In this, the second in a series of three posts for lawyers about choosing a legal PR agency, I'm talking about chemistry, and why it's so important.
PR is all about communications - with the media, with clients, with referrers, with staff, with partners. For maximum effectiveness, the lines of communications need to be clear. Would you trust your deepest, darkest secrets to somebody you didn't like, or worse didn't trust? Of course not and the same goes with PR.
Like it or not, to do the best job, your PR team need to know your secrets. You'll need to let the cat out of the bag and drag the skeleton out of the closet if you truly want the most out of the relationship.
Why? Because without knowing your firm's bad bits, it's difficult to promote their good bits. If you are making redundancies or considering a law firm merger - you must tell your PR immediately. If a disgruntled employee leaks the news to a journalist and we don't know about it, we're immediately on the back foot. We'll have to rush about putting together a reactive statement, the journalist will probably print something in the meantime and the rumour mill will go wild in the absence of facts.
Alternatively, you can tell us about your plans in advance (and in confidence, of course). That way, we can create a pro-active statement for release when you're ready. We can advise you on when this announcement should be made, and we can ensure that all press enquiries come through us. That way everybody is calm, the journalists get their story (with facts) and the wind is removed from your disgruntled employee's sails. Whilst not everybody will be happy, usually impossible in a redundancy or merger situation, the matter will have been handled professionally and in an ordered manner.

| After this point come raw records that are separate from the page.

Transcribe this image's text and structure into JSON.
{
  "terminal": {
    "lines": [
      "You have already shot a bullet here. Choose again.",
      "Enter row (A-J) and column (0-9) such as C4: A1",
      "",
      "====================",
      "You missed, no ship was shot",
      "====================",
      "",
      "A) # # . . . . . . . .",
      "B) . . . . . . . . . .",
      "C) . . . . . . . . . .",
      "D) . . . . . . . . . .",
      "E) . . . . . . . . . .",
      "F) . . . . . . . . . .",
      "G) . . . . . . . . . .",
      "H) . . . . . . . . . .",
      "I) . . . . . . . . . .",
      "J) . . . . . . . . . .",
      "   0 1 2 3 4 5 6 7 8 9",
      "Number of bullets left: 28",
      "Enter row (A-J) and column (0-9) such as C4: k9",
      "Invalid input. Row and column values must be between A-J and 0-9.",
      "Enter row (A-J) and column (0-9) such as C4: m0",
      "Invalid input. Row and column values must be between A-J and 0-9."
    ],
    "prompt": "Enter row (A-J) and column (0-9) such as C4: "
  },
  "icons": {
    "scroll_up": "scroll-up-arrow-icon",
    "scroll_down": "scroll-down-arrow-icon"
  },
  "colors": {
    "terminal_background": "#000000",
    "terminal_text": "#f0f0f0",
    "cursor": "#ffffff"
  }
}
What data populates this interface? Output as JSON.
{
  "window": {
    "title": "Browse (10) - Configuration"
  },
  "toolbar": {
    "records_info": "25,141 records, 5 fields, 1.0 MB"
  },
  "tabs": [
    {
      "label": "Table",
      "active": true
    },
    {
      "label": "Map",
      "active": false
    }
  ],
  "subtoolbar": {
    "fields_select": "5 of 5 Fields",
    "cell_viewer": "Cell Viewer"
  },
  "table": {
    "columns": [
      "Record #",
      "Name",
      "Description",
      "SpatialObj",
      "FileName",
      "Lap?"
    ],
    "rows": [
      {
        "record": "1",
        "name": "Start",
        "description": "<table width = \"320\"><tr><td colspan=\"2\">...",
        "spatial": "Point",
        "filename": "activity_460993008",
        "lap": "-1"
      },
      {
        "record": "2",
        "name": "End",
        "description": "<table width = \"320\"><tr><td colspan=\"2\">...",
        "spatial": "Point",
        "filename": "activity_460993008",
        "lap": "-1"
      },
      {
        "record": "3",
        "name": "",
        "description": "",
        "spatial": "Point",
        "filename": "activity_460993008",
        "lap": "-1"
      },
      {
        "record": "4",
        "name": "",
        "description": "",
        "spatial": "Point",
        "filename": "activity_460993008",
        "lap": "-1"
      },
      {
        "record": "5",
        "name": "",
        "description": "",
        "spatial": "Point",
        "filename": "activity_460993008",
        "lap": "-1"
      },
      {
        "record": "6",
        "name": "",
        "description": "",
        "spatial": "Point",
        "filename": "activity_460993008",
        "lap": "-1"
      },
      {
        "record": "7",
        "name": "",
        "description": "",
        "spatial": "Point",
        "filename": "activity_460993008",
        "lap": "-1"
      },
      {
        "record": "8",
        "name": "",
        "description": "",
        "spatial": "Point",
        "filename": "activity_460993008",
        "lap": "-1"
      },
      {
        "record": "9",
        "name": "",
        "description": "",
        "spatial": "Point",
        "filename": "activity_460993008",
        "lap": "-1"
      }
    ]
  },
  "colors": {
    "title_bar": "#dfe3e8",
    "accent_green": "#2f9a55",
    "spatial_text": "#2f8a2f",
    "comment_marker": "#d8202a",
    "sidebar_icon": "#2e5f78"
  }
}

So; back to chemistry. Here are a few suggestions for ensuring great chemistry and a long term relationship with your legal PR team:

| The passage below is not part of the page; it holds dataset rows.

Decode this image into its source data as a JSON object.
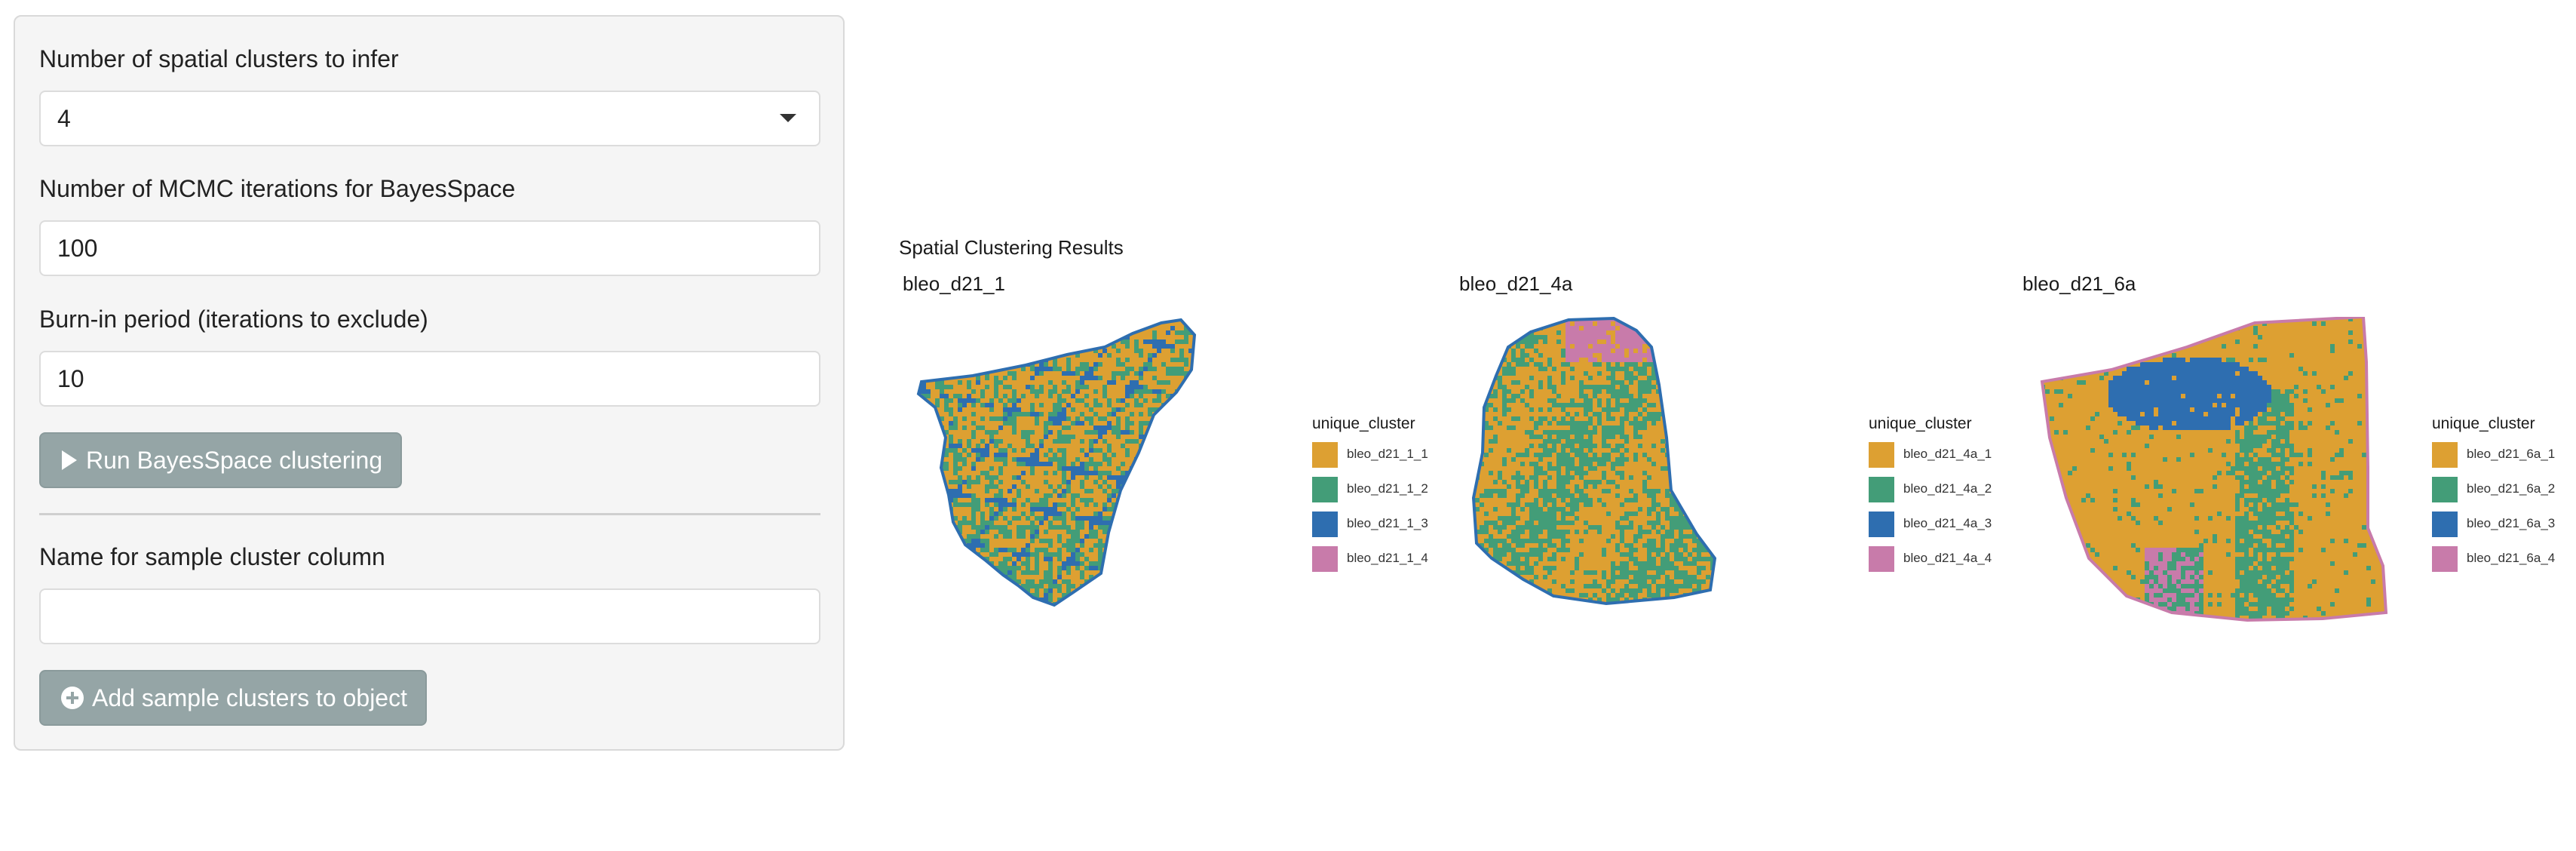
{
  "sidebar": {
    "clusters": {
      "label": "Number of spatial clusters to infer",
      "value": "4"
    },
    "mcmc": {
      "label": "Number of MCMC iterations for BayesSpace",
      "value": "100"
    },
    "burnin": {
      "label": "Burn-in period (iterations to exclude)",
      "value": "10"
    },
    "run_button": {
      "label": "Run BayesSpace clustering",
      "icon": "play-icon"
    },
    "name_field": {
      "label": "Name for sample cluster column",
      "value": ""
    },
    "add_button": {
      "label": "Add sample clusters to object",
      "icon": "plus-circle-icon"
    }
  },
  "colors": {
    "cluster_1": "#DDA032",
    "cluster_2": "#439D78",
    "cluster_3": "#2E6EB0",
    "cluster_4": "#C87BAA",
    "panel_bg": "#f5f5f5",
    "button_bg": "#95a5a6"
  },
  "chart_data": {
    "type": "heatmap",
    "title": "Spatial Clustering Results",
    "legend_position": "right",
    "facets": [
      {
        "title": "bleo_d21_1",
        "legend_title": "unique_cluster",
        "legend": [
          "bleo_d21_1_1",
          "bleo_d21_1_2",
          "bleo_d21_1_3",
          "bleo_d21_1_4"
        ]
      },
      {
        "title": "bleo_d21_4a",
        "legend_title": "unique_cluster",
        "legend": [
          "bleo_d21_4a_1",
          "bleo_d21_4a_2",
          "bleo_d21_4a_3",
          "bleo_d21_4a_4"
        ]
      },
      {
        "title": "bleo_d21_6a",
        "legend_title": "unique_cluster",
        "legend": [
          "bleo_d21_6a_1",
          "bleo_d21_6a_2",
          "bleo_d21_6a_3",
          "bleo_d21_6a_4"
        ]
      }
    ]
  }
}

1. Mutual respect and trust is fundamental to a good working relationship. Meet the proposed team for coffee on at least one occasion before engaging. Be decisive and honest with yourself about whether you can work closely with them
2. If you are choosing an agency via a pitch process, check that the pitch team is also the team you'll be working with
3. Ensure that a senior member of the team will be available for day to day contact. Many agencies will use junior level staff to draft copy but strategic direction should come from above
4. Be honest at all times - communications is a two way street
5. Be willing to have difficult discussions. It's far better to be grilled by your PR in the first instance than by a journalist who has managed to get past your gatekeeper. (PRs will know exactly what questions a journalist wants to know the answers to and that's why they ask them - they're not being aggressive or nosey)
6. Take our advice - we know what we're talking about (although ensure that you have followed our advice on expertise in our 1st post on choosing a legal PR agency )
7. Stick to your side of the bargain. Be available when necessary, accept that PR is important and should be high up on your priorities and expect to be disturbed at inconvenient times - the news agenda waits for nobody.
By Victoria Moffatt
For more information about the legal PR services that LexRex can offer, please take a look at our website.
Alternatively, to arrange a friendly chat with Victoria, please contact us at firstname.lastname@example.org or via Twitter @vicmoffatt or @lexrexcomms